Pakistan needs to follow up with the Organization of Islamic Cooperation (OIC) in terms of managing money for the recently established Humanitarian Fund for Afghanistan.
The humanitarian situation worsened following the Taliban takeover of the country in August last year. Due to political and policy differences with the Taliban, the US suspended cash flow to Afghanistan; the country has depended on foreign financial assistance for the past twenty years. The Biden administration has also seized Afghanistan’s roughly $9.5 billion worth of assets and imposed financial sanctions on the Taliban regime, thus, plunging the economy into a canyon of high inflation, joblessness and exponential proliferation of drug cartels ─ which are minting money in strategic alliance with the Taliban whose major source of financial survival is opium.

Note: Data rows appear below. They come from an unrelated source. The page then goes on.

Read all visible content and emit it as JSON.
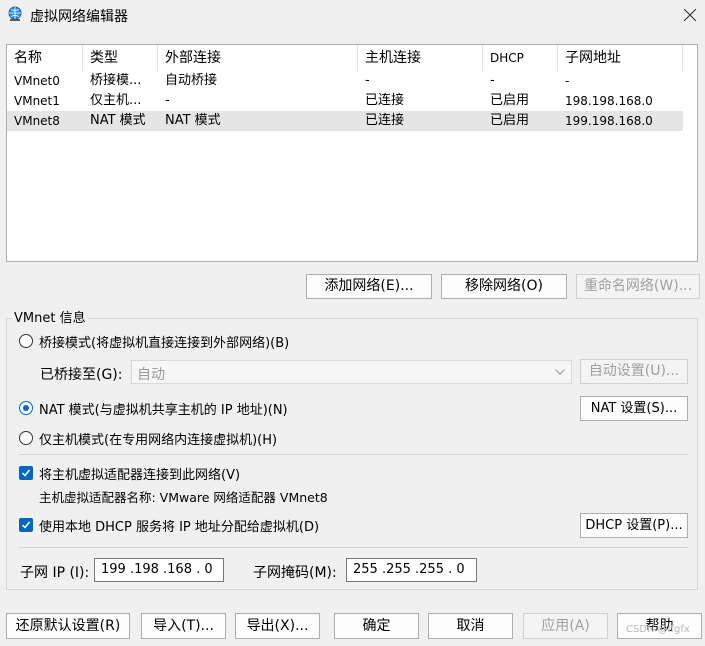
{
  "window": {
    "title": "虚拟网络编辑器",
    "app_icon": "globe-network-icon",
    "close_icon": "close-icon"
  },
  "table": {
    "headers": [
      "名称",
      "类型",
      "外部连接",
      "主机连接",
      "DHCP",
      "子网地址"
    ],
    "rows": [
      [
        "VMnet0",
        "桥接模...",
        "自动桥接",
        "-",
        "-",
        "-"
      ],
      [
        "VMnet1",
        "仅主机...",
        "-",
        "已连接",
        "已启用",
        "198.198.168.0"
      ],
      [
        "VMnet8",
        "NAT 模式",
        "NAT 模式",
        "已连接",
        "已启用",
        "199.198.168.0"
      ]
    ],
    "selected_row": 2
  },
  "list_buttons": {
    "add": "添加网络(E)...",
    "remove": "移除网络(O)",
    "rename": "重命名网络(W)..."
  },
  "vmnet_info": {
    "group_label": "VMnet 信息",
    "bridged_label": "桥接模式(将虚拟机直接连接到外部网络)(B)",
    "bridged_to_label": "已桥接至(G):",
    "bridged_to_value": "自动",
    "auto_settings": "自动设置(U)...",
    "nat_label": "NAT 模式(与虚拟机共享主机的 IP 地址)(N)",
    "nat_settings": "NAT 设置(S)...",
    "hostonly_label": "仅主机模式(在专用网络内连接虚拟机)(H)",
    "selected_mode": "nat",
    "connect_adapter_label": "将主机虚拟适配器连接到此网络(V)",
    "connect_adapter_checked": true,
    "adapter_name_label": "主机虚拟适配器名称: VMware 网络适配器 VMnet8",
    "dhcp_label": "使用本地 DHCP 服务将 IP 地址分配给虚拟机(D)",
    "dhcp_checked": true,
    "dhcp_settings": "DHCP 设置(P)...",
    "subnet_ip_label": "子网 IP (I):",
    "subnet_ip_value": "199 .198 .168 . 0",
    "subnet_mask_label": "子网掩码(M):",
    "subnet_mask_value": "255 .255 .255 . 0"
  },
  "footer_buttons": {
    "restore": "还原默认设置(R)",
    "import": "导入(T)...",
    "export": "导出(X)...",
    "ok": "确定",
    "cancel": "取消",
    "apply": "应用(A)",
    "help": "帮助"
  },
  "watermark": "CSDN @lfgfx",
  "colors": {
    "accent": "#0067c0",
    "selected_row": "#e5e5e5",
    "background": "#f0f0f0"
  }
}
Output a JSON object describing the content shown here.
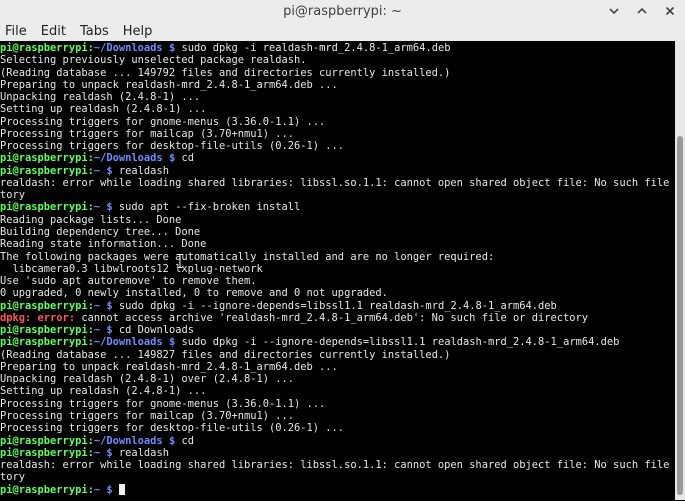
{
  "window": {
    "title": "pi@raspberrypi: ~",
    "controls": [
      {
        "name": "minimize-icon",
        "icon": "chevron-down"
      },
      {
        "name": "maximize-icon",
        "icon": "chevron-up"
      },
      {
        "name": "close-icon",
        "icon": "x"
      }
    ]
  },
  "menubar": {
    "items": [
      "File",
      "Edit",
      "Tabs",
      "Help"
    ]
  },
  "colors": {
    "background": "#000000",
    "text": "#e6e6e6",
    "prompt_user": "#5cff5c",
    "prompt_path": "#6f8cff",
    "error": "#ff5555"
  },
  "terminal": {
    "lines": [
      {
        "type": "prompt",
        "user": "pi@raspberrypi",
        "path": "~/Downloads",
        "cmd": "sudo dpkg -i realdash-mrd_2.4.8-1_arm64.deb"
      },
      {
        "type": "out",
        "text": "Selecting previously unselected package realdash."
      },
      {
        "type": "out",
        "text": "(Reading database ... 149792 files and directories currently installed.)"
      },
      {
        "type": "out",
        "text": "Preparing to unpack realdash-mrd_2.4.8-1_arm64.deb ..."
      },
      {
        "type": "out",
        "text": "Unpacking realdash (2.4.8-1) ..."
      },
      {
        "type": "out",
        "text": "Setting up realdash (2.4.8-1) ..."
      },
      {
        "type": "out",
        "text": "Processing triggers for gnome-menus (3.36.0-1.1) ..."
      },
      {
        "type": "out",
        "text": "Processing triggers for mailcap (3.70+nmu1) ..."
      },
      {
        "type": "out",
        "text": "Processing triggers for desktop-file-utils (0.26-1) ..."
      },
      {
        "type": "prompt",
        "user": "pi@raspberrypi",
        "path": "~/Downloads",
        "cmd": "cd"
      },
      {
        "type": "prompt",
        "user": "pi@raspberrypi",
        "path": "~",
        "cmd": "realdash"
      },
      {
        "type": "out",
        "text": "realdash: error while loading shared libraries: libssl.so.1.1: cannot open shared object file: No such file or direc"
      },
      {
        "type": "out",
        "text": "tory"
      },
      {
        "type": "prompt",
        "user": "pi@raspberrypi",
        "path": "~",
        "cmd": "sudo apt --fix-broken install"
      },
      {
        "type": "out",
        "text": "Reading package lists... Done"
      },
      {
        "type": "out",
        "text": "Building dependency tree... Done"
      },
      {
        "type": "out",
        "text": "Reading state information... Done"
      },
      {
        "type": "out",
        "text": "The following packages were automatically installed and are no longer required:"
      },
      {
        "type": "out",
        "text": "  libcamera0.3 libwlroots12 lxplug-network"
      },
      {
        "type": "out",
        "text": "Use 'sudo apt autoremove' to remove them."
      },
      {
        "type": "out",
        "text": "0 upgraded, 0 newly installed, 0 to remove and 0 not upgraded."
      },
      {
        "type": "prompt",
        "user": "pi@raspberrypi",
        "path": "~",
        "cmd": "sudo dpkg -i --ignore-depends=libssl1.1 realdash-mrd_2.4.8-1_arm64.deb"
      },
      {
        "type": "error",
        "label": "dpkg: error:",
        "text": " cannot access archive 'realdash-mrd_2.4.8-1_arm64.deb': No such file or directory"
      },
      {
        "type": "prompt",
        "user": "pi@raspberrypi",
        "path": "~",
        "cmd": "cd Downloads"
      },
      {
        "type": "prompt",
        "user": "pi@raspberrypi",
        "path": "~/Downloads",
        "cmd": "sudo dpkg -i --ignore-depends=libssl1.1 realdash-mrd_2.4.8-1_arm64.deb"
      },
      {
        "type": "out",
        "text": "(Reading database ... 149827 files and directories currently installed.)"
      },
      {
        "type": "out",
        "text": "Preparing to unpack realdash-mrd_2.4.8-1_arm64.deb ..."
      },
      {
        "type": "out",
        "text": "Unpacking realdash (2.4.8-1) over (2.4.8-1) ..."
      },
      {
        "type": "out",
        "text": "Setting up realdash (2.4.8-1) ..."
      },
      {
        "type": "out",
        "text": "Processing triggers for gnome-menus (3.36.0-1.1) ..."
      },
      {
        "type": "out",
        "text": "Processing triggers for mailcap (3.70+nmu1) ..."
      },
      {
        "type": "out",
        "text": "Processing triggers for desktop-file-utils (0.26-1) ..."
      },
      {
        "type": "prompt",
        "user": "pi@raspberrypi",
        "path": "~/Downloads",
        "cmd": "cd"
      },
      {
        "type": "prompt",
        "user": "pi@raspberrypi",
        "path": "~",
        "cmd": "realdash"
      },
      {
        "type": "out",
        "text": "realdash: error while loading shared libraries: libssl.so.1.1: cannot open shared object file: No such file or direc"
      },
      {
        "type": "out",
        "text": "tory"
      },
      {
        "type": "prompt",
        "user": "pi@raspberrypi",
        "path": "~",
        "cmd": "",
        "cursor": true
      }
    ]
  }
}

Pakistan has urged the United States and other western countries to engage with the Taliban on a humanitarian basis, in order to prevent the country from falling into a protracted humanitarian crisis. Islamabad ought to engage the US and its allies more meaningfully to seek financial, if not political, support for the poverty-stricken Afghanistan. Moreover, Pakistan needs to follow up with the Organisation of Islamic Cooperation (OIC) in terms of managing money for the recently established Humanitarian Fund for Afghanistan.
Pakistan’s own economy is not in a good shape, but despite that it ought to diplomatically urge rich Muslim countries such as Saudi Arabia to lead this initiative. The Saudis, having strategic competition with Qatar, may find an opportunity to establish a meaningful presence in this part of Asia. Last but not the least, Pakistan ought to urge Russia and China to financially support the Afghans. Pakistan must prioritise bilateral and multilateral trade with Afghanistan. Both Kabul and Islamabad need to understand each other’s sensibilities. Finally, Pakistan needs to focus on the Central Asian states, which recently indicated their geo-economic interests in India, which is the largest market in the region after China. To help Afghanistan ameliorate its humanitarian crisis, there is no harm in engaging the Central Asian countries via Moscow or Beijing. Until Afghanistan’s neighbours come on board, structural issues will only linger.